By Célia Barathier
Harbour porpoises are the subject of very few studies in the St. Lawrence and are therefore much less known than some other whales. So, let’s give them the credit they deserve with what makes them special and what we know about them!
Small, discreet whales
Rather discrete, porpoises are the smallest toothed whales in the St. Lawrence: they measure between 1.3 and 2 metres long, though generally less than 1.8 metres, making them comparable to humans in size. On the other hand, female porpoises are believed to be slightly longer than their male counterparts. These whales are also famous for the noise they make when they breath! This has earned them their French name marsouin, which comes from the Swedish or Danish marsvinor Dutch meerswijnand means “sea pig”. These cetaceans are part of the family Phocoenidae and not Delphinidae. Compared to dolphins, their snout is much more rounded and their teeth are spatula-shaped.
Most of the time, what we see of them is their dark, triangular-shaped dorsal fin.
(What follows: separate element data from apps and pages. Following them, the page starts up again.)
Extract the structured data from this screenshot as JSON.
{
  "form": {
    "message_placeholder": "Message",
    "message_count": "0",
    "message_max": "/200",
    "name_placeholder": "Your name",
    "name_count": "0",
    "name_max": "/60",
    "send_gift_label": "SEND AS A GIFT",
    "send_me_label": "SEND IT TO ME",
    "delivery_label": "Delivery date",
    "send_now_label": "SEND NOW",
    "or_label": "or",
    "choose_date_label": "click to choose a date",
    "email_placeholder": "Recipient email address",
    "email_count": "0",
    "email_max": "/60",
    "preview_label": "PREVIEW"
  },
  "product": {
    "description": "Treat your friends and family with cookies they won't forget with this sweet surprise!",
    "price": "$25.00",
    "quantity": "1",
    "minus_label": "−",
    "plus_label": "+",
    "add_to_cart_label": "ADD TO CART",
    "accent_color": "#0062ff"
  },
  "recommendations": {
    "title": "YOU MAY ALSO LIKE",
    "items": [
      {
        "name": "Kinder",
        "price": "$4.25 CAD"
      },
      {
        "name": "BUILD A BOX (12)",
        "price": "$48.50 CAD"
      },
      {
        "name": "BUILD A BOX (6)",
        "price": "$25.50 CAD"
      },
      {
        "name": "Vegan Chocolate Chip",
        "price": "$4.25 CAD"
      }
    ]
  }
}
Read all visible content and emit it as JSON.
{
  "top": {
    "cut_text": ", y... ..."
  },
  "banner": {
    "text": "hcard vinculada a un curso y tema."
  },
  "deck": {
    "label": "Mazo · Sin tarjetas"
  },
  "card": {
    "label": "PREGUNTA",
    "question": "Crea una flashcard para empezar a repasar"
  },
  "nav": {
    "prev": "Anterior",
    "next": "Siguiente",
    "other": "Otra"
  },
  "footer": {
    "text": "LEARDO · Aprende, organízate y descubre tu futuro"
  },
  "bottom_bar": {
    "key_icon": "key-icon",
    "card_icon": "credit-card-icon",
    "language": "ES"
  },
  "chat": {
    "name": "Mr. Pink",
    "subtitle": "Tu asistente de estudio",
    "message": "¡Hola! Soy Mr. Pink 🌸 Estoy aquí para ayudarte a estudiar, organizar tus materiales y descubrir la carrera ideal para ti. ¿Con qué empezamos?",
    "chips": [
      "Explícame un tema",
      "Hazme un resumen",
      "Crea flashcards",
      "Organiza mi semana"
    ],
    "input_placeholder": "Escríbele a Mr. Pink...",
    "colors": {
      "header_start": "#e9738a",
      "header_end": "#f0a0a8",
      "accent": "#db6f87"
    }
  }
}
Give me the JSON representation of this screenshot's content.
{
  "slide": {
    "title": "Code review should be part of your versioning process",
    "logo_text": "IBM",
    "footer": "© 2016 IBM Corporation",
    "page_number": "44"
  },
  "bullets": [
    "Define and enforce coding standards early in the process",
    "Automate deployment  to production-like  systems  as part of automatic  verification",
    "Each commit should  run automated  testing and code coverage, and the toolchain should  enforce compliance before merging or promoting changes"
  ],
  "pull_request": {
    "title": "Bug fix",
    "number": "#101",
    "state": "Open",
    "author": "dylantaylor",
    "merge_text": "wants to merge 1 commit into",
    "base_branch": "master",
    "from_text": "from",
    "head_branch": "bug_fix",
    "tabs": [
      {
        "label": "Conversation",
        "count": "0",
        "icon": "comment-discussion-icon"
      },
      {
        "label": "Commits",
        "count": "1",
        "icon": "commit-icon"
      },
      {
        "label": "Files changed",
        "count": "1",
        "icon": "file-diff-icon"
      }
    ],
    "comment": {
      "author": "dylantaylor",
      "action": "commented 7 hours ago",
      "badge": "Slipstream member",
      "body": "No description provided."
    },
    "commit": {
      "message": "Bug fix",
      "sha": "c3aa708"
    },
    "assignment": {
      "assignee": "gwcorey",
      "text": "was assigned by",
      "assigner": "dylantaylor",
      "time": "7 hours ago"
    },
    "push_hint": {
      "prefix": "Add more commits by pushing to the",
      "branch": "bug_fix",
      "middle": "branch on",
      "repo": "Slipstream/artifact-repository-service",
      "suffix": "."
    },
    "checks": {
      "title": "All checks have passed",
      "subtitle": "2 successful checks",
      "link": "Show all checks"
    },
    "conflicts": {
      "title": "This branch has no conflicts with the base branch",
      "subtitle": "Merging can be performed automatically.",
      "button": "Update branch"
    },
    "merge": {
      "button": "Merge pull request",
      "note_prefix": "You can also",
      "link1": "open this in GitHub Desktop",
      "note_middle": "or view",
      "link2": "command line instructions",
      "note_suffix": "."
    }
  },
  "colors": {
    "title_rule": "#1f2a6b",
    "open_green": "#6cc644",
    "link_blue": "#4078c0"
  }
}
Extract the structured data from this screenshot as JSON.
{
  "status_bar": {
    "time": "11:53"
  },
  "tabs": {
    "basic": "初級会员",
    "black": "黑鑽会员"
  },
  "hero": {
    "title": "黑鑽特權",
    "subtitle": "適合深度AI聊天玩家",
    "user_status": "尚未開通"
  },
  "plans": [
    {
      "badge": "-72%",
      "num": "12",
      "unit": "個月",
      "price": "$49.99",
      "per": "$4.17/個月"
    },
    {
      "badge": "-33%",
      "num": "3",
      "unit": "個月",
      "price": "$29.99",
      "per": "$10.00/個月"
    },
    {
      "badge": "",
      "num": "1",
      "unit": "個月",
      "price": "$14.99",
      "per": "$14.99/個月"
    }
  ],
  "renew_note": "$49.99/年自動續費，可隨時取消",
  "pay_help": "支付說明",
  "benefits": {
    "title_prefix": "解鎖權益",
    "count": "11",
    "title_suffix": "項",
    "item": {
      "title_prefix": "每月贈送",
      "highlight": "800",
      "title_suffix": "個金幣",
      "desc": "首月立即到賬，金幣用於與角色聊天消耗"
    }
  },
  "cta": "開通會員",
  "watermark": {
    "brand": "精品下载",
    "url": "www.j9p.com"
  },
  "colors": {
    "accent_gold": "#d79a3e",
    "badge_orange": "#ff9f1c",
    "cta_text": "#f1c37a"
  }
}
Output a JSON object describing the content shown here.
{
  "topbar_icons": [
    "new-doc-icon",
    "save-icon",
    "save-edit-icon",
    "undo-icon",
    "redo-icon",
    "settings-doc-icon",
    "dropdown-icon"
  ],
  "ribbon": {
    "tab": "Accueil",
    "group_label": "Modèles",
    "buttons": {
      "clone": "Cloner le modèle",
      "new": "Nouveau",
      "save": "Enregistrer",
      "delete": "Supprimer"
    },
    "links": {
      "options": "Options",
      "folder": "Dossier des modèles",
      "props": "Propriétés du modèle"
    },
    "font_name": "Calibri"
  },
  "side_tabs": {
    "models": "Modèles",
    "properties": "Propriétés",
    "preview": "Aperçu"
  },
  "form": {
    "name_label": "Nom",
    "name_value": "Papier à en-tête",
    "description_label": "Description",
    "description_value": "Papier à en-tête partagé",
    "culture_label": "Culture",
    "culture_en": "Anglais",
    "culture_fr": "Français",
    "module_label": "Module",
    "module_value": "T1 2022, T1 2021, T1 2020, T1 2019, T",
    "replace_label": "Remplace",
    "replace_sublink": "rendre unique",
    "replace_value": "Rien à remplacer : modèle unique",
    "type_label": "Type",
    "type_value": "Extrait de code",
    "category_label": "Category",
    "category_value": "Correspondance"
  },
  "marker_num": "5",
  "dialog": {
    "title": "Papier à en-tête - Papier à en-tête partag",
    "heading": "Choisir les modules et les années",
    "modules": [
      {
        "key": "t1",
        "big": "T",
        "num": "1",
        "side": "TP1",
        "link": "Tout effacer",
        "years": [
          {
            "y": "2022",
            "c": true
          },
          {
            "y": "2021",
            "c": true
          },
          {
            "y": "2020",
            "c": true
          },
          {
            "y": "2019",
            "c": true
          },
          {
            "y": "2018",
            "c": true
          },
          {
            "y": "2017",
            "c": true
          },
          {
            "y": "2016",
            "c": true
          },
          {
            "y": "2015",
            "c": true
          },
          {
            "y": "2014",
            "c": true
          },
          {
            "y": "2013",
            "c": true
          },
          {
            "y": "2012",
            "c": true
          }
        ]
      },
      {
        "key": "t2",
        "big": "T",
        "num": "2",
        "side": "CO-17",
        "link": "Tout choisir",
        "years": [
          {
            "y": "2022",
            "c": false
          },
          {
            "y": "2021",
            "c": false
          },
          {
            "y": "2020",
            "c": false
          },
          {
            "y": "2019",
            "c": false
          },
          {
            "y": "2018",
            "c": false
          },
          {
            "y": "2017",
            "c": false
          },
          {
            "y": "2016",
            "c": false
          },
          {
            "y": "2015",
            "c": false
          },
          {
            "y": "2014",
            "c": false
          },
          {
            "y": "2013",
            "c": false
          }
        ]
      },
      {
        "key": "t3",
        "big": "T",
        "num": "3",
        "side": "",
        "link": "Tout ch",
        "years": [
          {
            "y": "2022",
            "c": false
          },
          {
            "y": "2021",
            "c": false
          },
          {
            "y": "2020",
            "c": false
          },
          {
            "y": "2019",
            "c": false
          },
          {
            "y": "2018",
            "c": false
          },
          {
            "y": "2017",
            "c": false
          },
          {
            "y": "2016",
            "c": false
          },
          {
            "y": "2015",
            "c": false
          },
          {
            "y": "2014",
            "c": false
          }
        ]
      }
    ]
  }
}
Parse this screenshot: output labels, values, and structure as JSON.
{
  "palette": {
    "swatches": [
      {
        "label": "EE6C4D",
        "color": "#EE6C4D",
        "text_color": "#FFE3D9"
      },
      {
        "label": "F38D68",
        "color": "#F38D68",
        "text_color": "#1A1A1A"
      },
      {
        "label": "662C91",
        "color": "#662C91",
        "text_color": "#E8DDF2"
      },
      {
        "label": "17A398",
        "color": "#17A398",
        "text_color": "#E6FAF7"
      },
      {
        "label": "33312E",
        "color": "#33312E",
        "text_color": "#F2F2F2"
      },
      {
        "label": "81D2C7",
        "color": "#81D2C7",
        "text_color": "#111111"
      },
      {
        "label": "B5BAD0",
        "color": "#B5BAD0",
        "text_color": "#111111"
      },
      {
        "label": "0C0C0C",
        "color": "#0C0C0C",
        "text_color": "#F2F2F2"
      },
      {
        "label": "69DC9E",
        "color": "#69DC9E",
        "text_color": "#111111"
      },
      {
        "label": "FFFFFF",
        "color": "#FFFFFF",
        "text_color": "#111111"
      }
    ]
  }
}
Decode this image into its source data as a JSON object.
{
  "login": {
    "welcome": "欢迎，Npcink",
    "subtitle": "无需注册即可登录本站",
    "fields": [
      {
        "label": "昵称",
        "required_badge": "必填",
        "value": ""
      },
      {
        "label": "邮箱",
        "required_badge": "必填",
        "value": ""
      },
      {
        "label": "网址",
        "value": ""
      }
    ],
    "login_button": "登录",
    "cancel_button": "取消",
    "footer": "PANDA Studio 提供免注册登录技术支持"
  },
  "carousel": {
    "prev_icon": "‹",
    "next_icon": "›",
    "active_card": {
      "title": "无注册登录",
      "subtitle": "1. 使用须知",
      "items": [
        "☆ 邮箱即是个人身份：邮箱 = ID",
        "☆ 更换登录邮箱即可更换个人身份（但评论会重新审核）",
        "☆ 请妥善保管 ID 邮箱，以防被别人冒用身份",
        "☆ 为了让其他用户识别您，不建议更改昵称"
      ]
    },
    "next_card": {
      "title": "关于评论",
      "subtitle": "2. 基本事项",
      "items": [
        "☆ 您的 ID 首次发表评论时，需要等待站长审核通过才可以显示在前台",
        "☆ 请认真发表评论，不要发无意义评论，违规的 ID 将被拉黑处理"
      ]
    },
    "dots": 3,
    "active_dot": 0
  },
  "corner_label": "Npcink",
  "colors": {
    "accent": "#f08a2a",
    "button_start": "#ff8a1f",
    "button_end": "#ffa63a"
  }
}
Porpoises also on occasion jump in the waves, showing their heads and parts of their bodies. This fast swimming technique used by porpoises (and other small cetaceans) allows them to save energy. Incidentally, this type of swimming is nicknamed “porpoising” in reference to these animals.
Their speed is not just limited to swimming, but also to their life in general! In fact, at no more than 20 years, porpoises have the shortest life expectancy of any of the whales in the St. Lawrence. Thus there is one motivation that predominates for both sexes: to reproduce! For males, the strategy consists of competition by means of sperm. Their goal: to produce more sperm in order to inseminate several females or the same female multiple times. So in this sense they are well equipped! During the breeding season, the testicles of a bull porpoise can represent 4 to 7% of its body weight: a 45 kg porpoise can have testicles weighing 3 kg (and a 75 kg animal… 5 kg)! Additionally, proportional to their size – which, as you might recall, is comparable to the height of a human – males have a penis that measures about 50 cm long! Females can give birth every year. They are among the few cetaceans that can nurse one calf while being pregnant with another! Further, births occur in spring and summer, making them one of just two cetacean species (the other being the beluga) that calve in the St. Lawrence.
Plagued by a number of issues
On at least two occasions – most recently last year –a white porpoise was seen in the Estuary! This is surprising, as they are usually dark in colour. These white porpoises are probably affected by albinism or leucism, which can also be observed in other cetaceans. These two diseases affect the pigmentation of the skin, either by a lack of production or the underproduction of the pigment melanin.
Porpoises can get caught in fishing nets and drown, which is one of the causes of mortality in these whales. Can they also fall prey to grey seals? A study conducted in the North Sea has shown that grey seals are the source of bite marks on porpoises, but nothing has yet been proven for the St. Lawrence.